More than a dozen states, including North Dakota, have now filed a lawsuit challenging the Environmental Protection Agency’s (EPA) latest rule for new oil and natural gas sources. The American Petroleum Institute (API), as well as a number of state associations, is also taking action to prevent the duplicative and potentially costly regulations from moving forward.
Methane emissions from natural gas production are already falling, even as production has soared. Both before and after the EPA moved the goalposts for measuring emissions, the trajectory shows progress. The latest Inventory of U.S. Greenhouse Gas Emissions and Sinks showed that from 1990 until 2014, methane emissions from natural gas systems declined by 15 percent, while natural gas production increased by 47 percent. Emissions are headed in the right direction: down.
And there’s every reason to expect that progress will continue under industry leadership and current regulations. Cutting methane is good for the environment and good for business. As the primary component of natural gas, the oil and natural gas industry already has every incentive to capture as much methane as possible for delivery to customers.

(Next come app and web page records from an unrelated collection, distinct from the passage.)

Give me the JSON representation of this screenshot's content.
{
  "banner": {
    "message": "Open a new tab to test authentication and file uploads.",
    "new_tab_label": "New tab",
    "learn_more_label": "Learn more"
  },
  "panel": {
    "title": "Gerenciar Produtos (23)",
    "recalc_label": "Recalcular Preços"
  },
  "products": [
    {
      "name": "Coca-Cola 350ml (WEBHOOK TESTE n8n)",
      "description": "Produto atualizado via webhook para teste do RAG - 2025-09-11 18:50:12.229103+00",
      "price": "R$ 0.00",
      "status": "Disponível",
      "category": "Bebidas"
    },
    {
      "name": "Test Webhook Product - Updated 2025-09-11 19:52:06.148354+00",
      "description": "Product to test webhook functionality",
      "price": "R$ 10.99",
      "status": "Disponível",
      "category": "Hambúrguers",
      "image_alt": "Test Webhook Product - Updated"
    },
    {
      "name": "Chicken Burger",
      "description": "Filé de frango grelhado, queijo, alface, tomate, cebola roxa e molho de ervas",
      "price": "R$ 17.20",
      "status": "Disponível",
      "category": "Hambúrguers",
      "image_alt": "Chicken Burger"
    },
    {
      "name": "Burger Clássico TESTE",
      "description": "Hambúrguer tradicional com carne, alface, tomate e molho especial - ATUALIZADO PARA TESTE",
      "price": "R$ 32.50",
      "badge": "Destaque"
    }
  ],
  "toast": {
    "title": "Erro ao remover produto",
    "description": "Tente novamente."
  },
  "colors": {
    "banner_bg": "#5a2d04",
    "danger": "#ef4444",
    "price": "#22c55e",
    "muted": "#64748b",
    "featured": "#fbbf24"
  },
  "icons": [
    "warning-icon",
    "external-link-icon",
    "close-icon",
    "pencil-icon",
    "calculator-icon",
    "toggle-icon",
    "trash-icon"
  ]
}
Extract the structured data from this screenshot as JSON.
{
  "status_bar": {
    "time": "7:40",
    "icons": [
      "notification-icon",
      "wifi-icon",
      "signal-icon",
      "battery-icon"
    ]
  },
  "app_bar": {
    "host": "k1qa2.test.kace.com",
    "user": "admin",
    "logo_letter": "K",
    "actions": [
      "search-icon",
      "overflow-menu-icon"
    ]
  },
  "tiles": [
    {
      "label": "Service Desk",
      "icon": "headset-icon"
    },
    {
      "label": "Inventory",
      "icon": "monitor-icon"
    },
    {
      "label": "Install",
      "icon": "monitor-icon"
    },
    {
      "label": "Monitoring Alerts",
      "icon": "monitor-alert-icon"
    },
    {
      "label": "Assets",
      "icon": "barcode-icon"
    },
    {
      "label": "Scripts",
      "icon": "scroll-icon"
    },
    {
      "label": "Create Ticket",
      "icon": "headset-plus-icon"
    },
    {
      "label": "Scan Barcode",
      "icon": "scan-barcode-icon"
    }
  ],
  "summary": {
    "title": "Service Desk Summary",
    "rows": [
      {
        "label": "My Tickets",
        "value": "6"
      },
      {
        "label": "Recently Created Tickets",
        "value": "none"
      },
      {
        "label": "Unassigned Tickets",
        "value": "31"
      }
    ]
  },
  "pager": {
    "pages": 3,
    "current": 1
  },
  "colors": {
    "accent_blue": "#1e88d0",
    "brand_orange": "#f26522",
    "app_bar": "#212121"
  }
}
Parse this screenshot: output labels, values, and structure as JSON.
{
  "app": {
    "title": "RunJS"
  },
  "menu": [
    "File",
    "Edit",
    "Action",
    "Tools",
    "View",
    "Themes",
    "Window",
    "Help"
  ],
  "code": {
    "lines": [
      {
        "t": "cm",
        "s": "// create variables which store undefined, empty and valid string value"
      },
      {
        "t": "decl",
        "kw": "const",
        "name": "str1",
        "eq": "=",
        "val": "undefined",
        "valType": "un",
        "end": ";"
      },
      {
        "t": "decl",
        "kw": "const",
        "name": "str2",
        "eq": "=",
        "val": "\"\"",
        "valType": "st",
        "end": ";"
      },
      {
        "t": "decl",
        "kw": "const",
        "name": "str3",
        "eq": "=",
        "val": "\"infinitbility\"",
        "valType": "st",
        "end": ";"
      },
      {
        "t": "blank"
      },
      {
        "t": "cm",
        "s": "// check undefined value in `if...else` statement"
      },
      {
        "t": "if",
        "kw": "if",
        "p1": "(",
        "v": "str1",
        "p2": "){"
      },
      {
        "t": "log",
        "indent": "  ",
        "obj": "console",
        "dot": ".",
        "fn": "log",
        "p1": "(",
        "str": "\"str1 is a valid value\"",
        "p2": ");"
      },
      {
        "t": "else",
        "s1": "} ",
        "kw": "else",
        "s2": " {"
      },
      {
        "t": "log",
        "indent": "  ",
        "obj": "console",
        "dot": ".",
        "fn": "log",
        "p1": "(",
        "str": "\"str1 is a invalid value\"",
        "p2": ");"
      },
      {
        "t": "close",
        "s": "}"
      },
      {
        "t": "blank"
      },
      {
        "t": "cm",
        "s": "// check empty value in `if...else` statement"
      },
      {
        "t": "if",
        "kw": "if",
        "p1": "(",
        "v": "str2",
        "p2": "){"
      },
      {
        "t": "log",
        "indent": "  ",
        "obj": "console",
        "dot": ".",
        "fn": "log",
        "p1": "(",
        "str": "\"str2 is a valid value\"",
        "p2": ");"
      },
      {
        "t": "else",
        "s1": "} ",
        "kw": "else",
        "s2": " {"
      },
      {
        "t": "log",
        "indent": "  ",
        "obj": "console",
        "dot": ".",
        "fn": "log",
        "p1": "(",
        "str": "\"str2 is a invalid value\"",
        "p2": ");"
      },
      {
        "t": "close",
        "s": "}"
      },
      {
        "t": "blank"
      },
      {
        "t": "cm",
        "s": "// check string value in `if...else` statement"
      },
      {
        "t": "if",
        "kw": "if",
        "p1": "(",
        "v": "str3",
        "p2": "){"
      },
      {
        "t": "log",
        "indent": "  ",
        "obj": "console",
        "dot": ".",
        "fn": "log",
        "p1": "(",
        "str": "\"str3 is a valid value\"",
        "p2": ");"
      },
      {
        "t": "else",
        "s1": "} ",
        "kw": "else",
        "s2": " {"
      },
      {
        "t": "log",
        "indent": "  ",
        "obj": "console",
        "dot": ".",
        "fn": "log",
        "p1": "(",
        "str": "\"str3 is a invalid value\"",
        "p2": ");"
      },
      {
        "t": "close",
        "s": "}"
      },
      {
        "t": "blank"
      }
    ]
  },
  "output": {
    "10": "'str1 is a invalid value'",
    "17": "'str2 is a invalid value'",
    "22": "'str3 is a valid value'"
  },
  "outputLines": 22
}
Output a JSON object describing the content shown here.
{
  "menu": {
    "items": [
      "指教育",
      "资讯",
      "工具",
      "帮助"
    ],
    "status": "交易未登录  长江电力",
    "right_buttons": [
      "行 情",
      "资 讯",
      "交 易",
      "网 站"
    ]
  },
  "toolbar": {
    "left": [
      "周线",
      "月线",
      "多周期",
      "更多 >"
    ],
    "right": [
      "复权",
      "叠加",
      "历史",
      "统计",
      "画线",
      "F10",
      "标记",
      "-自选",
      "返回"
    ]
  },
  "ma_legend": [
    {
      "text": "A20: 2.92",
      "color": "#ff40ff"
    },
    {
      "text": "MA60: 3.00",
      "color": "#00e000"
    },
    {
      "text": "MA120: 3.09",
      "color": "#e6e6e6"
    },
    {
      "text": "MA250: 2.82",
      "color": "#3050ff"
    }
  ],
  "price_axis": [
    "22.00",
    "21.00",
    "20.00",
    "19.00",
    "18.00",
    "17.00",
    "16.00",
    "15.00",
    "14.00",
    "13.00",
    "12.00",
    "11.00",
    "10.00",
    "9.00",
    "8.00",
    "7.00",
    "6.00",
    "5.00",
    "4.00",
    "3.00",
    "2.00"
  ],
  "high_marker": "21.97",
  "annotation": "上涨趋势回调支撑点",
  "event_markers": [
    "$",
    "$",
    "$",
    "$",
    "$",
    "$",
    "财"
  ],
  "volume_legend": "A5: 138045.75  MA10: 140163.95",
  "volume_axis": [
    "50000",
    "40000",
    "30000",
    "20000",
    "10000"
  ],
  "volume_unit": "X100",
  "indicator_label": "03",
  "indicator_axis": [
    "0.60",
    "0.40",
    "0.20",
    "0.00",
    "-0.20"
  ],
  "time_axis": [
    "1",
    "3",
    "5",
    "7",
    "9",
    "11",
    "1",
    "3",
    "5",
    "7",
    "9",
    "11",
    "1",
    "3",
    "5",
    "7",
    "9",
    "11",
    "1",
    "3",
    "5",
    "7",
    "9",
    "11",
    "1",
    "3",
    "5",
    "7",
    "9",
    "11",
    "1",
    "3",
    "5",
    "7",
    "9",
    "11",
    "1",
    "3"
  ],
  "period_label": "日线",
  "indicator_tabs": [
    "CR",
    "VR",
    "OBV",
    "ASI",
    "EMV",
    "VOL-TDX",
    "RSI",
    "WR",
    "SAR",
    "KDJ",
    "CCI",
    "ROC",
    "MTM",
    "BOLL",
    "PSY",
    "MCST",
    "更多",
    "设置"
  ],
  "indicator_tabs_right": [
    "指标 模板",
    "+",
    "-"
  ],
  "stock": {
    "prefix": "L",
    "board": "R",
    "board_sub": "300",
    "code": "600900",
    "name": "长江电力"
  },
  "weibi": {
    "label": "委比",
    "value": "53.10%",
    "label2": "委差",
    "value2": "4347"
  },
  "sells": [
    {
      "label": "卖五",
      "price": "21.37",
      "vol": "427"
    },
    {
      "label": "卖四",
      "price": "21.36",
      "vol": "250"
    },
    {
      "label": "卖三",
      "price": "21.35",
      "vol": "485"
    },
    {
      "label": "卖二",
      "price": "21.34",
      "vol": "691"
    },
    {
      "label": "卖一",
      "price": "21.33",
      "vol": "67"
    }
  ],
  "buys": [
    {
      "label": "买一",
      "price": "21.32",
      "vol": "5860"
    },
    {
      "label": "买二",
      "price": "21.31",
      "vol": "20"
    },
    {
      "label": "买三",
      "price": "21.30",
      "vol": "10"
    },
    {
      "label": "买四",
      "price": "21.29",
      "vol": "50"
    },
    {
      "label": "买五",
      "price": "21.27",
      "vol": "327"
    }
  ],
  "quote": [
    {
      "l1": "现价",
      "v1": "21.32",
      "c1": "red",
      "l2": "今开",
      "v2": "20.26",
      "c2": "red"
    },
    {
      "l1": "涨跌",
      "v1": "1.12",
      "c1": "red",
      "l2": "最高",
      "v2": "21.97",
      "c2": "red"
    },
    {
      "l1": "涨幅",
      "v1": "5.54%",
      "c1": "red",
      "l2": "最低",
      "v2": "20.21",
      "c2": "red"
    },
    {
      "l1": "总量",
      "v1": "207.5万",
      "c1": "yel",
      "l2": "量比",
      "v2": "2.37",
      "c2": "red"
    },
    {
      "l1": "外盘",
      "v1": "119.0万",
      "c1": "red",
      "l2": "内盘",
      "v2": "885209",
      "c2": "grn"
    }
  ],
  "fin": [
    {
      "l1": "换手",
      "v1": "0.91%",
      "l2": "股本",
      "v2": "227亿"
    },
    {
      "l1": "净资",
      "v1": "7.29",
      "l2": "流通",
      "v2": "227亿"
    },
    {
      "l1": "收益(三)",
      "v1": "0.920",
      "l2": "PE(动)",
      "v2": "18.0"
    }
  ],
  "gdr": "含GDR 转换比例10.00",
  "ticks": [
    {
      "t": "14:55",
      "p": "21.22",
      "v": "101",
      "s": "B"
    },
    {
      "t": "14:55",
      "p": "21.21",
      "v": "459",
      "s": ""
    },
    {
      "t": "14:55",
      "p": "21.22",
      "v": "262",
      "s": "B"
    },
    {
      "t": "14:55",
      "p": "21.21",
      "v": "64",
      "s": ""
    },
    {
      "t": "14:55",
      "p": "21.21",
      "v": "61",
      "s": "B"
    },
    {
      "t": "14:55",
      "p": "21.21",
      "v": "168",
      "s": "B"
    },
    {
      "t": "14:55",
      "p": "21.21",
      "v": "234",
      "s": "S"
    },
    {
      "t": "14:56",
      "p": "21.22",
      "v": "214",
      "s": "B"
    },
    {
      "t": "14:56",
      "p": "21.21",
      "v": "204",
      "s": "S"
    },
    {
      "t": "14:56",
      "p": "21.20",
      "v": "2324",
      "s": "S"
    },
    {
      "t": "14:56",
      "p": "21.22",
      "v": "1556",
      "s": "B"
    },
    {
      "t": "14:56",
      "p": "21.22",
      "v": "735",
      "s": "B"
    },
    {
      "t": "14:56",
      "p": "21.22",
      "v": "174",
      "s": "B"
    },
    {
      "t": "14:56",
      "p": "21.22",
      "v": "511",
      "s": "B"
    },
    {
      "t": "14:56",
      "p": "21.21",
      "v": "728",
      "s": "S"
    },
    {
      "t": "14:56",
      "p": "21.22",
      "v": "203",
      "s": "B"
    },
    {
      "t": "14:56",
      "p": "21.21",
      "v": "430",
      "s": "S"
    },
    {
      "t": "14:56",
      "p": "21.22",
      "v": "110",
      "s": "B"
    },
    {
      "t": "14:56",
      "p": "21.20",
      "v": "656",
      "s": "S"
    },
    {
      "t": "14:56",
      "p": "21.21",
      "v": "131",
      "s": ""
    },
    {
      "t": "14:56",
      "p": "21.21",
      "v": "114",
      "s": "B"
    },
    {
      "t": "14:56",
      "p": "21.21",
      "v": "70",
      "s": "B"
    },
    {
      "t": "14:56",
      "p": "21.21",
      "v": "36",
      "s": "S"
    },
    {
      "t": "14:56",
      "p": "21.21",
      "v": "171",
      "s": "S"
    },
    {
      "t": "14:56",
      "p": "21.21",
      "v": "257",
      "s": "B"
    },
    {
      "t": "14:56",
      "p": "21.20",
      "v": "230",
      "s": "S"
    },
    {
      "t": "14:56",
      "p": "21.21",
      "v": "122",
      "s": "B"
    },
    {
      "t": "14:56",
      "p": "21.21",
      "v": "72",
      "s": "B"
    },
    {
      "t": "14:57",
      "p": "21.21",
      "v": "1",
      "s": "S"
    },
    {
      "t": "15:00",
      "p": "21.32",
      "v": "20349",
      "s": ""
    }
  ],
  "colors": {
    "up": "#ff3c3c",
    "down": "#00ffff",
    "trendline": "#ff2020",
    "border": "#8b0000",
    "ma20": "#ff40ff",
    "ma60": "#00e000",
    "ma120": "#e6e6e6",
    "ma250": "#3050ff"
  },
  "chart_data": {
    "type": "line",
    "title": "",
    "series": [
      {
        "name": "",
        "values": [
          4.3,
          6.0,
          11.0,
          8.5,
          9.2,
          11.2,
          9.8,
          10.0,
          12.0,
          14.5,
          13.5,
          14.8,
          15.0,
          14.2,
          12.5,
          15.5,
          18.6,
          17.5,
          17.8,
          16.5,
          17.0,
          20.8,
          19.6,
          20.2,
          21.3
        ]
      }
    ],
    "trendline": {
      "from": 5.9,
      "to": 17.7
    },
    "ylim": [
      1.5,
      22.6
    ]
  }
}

Industry innovations are key to progress. We’re spending more than ever on reducing emissions, including the green completions the industry invented to capture methane emissions, which are now required by EPA for all new wells. Methane reduction technology is just one component of industry’s commitment to emissions reductions, which includes $90 billion of investments in zero- and low-carbon technologies from 2000 to 2014 – more than twice the next largest industry sector (at $38 billion) and almost as much as the federal government (at $110 billion).
Adding new regulations on top of the existing, successful system is more than just unnecessary; it risks undermining progress. The United States has cut carbon emissions more than any nation on earth – while also leading the world in oil and natural gas production. Our success in reducing carbon emissions to levels not seen since the 1990s is largely due to increased use of clean-burning natural gas for power generation. Imposing new regulations could raise operating costs, jeopardizing natural gas production and all the economic benefits and emissions reductions that go with it.
The shale energy revolution has reduced consumer costs, generated significant emissions reductions and bolstered our national security. Those benefits are too valuable to risk through EPA’s regulatory overreach. Market-based solutions are already working to reduce methane emissions.
Howard Felman is the senior director of regulatory and scientific affairs for the American Petroleum Institute.by